→ EXERCISE:
In which lines of the data does the string "more" appear? Copy every one.

→ DATA TO PROCESS:
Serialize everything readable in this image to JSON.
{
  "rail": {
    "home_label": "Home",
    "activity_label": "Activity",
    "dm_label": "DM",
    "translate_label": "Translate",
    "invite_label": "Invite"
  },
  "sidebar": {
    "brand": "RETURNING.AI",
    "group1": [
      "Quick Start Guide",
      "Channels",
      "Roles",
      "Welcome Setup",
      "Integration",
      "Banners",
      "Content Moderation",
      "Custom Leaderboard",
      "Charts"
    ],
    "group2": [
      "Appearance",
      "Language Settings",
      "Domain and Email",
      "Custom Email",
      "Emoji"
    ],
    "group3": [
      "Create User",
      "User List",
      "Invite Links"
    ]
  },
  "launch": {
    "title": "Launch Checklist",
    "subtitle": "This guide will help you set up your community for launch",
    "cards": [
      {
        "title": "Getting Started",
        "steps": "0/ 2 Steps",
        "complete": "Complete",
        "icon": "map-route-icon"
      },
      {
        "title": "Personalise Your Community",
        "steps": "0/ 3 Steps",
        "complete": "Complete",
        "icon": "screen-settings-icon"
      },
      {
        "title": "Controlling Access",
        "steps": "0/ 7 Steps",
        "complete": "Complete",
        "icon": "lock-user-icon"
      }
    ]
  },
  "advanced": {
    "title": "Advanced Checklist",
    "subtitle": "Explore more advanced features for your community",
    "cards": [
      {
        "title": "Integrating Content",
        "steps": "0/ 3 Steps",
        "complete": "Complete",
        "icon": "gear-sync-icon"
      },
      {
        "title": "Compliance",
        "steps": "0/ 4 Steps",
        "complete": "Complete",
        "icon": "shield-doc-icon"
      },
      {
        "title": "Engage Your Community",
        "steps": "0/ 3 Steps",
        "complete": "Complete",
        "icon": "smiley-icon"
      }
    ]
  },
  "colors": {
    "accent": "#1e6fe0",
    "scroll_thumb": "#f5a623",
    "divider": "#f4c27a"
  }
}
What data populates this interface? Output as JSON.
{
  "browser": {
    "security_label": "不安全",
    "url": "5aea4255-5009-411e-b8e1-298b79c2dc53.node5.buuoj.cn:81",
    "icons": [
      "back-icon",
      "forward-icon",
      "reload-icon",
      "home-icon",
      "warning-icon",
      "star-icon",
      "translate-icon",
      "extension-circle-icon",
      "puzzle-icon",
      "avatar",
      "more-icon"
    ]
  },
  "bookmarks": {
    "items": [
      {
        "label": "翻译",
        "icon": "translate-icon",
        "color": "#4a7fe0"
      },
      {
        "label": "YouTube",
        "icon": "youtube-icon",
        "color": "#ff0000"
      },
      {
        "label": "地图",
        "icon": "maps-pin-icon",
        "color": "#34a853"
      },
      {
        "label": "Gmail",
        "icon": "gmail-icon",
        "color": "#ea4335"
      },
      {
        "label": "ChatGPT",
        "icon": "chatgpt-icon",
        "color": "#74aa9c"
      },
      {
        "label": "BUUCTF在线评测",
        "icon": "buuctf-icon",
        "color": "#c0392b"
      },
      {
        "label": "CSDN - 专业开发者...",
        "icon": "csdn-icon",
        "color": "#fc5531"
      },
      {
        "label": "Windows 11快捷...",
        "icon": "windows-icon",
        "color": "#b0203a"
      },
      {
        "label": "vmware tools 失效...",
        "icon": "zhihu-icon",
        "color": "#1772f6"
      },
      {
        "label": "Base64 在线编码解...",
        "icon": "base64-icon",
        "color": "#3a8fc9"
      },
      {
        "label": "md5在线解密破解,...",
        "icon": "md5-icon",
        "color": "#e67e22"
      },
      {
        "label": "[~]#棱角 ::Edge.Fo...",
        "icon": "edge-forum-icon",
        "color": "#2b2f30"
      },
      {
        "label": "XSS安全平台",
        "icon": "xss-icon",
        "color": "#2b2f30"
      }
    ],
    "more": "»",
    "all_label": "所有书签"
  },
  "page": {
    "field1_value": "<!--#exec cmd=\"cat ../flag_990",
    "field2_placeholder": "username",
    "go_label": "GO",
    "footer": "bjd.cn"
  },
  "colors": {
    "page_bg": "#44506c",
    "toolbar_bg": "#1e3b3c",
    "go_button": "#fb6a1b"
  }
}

→ SOLUTION:
    "subtitle": "Explore more advanced features for your community",
      "more-icon"
    "more": "»",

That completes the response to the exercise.